In a situation that makes local chambers of commerce happy and fills environmentalists with foreboding, the National Park System has become one of the top tourist attractions in the world. It would be hard to think of a way to extract a greater monetary benefit from developing the resources of any park than the tourist dollars that flow into it now. Even cutting back development within the parks would not stem the flow of tourist income into the surrounding areas, because the more beautiful the parks become, the more people are going to want to see them.
Finally, the educational value of the national parks is immense. People come to the Grand Canyon primarily to see one of the great natural wonders in the world. Many of them will also just look awhile, take a picture, and leave. But most will wonder how the canyon was formed and stand in awe at the unimaginable duration represented by one of the greatest exposures of geologic time in the world. They might also wonder how the area is being preserved by the National Park Service (NPS) for future generations and what is being done about current problems such as the noise from overflights and overcrowding. The answers are available there from rangers, in visitor centers, and in an extensive literature on the canyon and the park, although lack of funds has reduced the educational potential of this and other national parks.

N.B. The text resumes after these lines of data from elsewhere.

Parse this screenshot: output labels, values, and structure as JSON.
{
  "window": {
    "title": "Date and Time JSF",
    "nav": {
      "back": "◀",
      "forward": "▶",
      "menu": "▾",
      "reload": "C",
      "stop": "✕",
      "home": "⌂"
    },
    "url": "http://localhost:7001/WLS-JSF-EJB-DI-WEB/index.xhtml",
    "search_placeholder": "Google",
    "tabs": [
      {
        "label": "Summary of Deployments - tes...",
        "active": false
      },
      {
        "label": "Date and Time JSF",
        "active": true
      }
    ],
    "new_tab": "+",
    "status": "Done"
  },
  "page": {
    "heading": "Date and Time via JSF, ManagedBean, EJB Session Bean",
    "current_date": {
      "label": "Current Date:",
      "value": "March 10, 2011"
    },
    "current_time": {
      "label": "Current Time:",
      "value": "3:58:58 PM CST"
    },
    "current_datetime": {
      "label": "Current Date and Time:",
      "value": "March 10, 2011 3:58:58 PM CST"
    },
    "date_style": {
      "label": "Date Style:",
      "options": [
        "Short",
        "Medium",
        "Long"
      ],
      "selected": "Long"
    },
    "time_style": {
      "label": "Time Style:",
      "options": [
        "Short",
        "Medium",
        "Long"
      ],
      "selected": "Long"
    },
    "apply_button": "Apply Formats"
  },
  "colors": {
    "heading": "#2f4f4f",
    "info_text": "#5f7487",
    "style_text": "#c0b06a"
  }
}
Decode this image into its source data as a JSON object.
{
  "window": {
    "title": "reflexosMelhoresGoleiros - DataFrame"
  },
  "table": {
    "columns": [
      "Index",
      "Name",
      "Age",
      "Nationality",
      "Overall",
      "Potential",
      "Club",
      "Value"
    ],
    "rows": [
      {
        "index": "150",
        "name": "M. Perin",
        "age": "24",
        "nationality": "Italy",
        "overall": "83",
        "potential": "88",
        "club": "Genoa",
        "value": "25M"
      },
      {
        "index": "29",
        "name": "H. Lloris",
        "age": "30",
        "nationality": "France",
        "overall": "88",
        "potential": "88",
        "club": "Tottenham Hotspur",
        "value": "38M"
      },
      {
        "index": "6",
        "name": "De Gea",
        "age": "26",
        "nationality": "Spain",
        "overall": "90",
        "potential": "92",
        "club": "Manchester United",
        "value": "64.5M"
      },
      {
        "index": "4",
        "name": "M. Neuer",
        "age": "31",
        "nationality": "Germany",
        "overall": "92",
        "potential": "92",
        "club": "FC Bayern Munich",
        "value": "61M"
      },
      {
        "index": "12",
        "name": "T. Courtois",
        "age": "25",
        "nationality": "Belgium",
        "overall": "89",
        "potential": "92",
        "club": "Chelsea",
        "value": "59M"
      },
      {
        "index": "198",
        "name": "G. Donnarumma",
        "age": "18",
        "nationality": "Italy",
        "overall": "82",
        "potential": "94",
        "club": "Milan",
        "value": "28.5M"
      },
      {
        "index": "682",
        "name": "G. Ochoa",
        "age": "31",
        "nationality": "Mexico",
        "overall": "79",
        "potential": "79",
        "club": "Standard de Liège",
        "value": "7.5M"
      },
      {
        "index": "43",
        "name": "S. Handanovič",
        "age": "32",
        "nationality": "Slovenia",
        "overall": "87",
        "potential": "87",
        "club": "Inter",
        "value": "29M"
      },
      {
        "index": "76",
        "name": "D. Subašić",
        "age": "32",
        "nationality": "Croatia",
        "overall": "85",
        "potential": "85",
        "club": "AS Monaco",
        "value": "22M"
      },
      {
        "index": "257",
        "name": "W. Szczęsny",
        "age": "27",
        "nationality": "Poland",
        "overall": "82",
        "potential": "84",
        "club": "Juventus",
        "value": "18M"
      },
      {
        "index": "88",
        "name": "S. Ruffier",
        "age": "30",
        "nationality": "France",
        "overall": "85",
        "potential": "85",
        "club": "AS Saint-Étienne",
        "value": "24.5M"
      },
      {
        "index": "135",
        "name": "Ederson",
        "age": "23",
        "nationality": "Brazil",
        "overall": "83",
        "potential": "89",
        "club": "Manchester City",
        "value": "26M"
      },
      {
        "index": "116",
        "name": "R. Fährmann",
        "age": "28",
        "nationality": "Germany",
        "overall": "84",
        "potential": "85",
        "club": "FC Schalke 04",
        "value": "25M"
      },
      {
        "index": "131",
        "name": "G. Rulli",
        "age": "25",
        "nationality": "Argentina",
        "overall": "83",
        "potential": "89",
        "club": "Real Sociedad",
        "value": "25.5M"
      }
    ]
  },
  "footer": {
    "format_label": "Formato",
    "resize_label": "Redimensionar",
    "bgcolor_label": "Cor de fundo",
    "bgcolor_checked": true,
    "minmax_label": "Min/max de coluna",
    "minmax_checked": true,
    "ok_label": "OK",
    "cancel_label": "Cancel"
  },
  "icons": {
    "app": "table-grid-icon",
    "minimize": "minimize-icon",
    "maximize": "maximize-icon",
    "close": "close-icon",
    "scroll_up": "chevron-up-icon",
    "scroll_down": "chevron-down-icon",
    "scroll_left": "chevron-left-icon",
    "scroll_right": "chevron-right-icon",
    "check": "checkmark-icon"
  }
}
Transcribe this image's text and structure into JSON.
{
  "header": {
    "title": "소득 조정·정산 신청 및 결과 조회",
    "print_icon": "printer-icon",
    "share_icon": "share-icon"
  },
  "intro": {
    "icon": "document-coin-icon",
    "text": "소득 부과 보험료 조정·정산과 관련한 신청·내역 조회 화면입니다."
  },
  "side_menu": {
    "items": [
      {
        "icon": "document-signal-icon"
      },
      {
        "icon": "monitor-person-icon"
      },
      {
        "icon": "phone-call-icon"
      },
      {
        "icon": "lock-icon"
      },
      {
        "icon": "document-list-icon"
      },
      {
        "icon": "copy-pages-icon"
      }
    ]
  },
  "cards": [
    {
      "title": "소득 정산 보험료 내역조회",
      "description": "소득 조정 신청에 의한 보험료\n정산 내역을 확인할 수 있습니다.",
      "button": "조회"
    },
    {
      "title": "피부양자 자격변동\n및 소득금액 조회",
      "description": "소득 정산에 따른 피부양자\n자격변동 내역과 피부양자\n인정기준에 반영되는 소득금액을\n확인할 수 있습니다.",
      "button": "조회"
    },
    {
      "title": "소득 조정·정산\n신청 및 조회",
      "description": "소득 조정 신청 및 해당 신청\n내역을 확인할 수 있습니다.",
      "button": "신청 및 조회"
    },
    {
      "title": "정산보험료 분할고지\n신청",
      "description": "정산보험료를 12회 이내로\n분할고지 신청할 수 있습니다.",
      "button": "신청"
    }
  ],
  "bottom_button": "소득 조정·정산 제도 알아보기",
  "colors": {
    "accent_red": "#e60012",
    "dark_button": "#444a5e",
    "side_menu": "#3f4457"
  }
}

We must be proud of our wisdom in setting aside national parks. We all sometimes look at our past and think of ourselves as heartless exploiters of the country's natural wealth. Thanks to the national parks, however, and other forms of preservation that have followed, we have probably saved more of the country's outstanding scenic, historic, and scientific areas than we have lost. Furthermore, there is every expectation that the national parks might someday represent one of the largest areas of sustainable use in the world.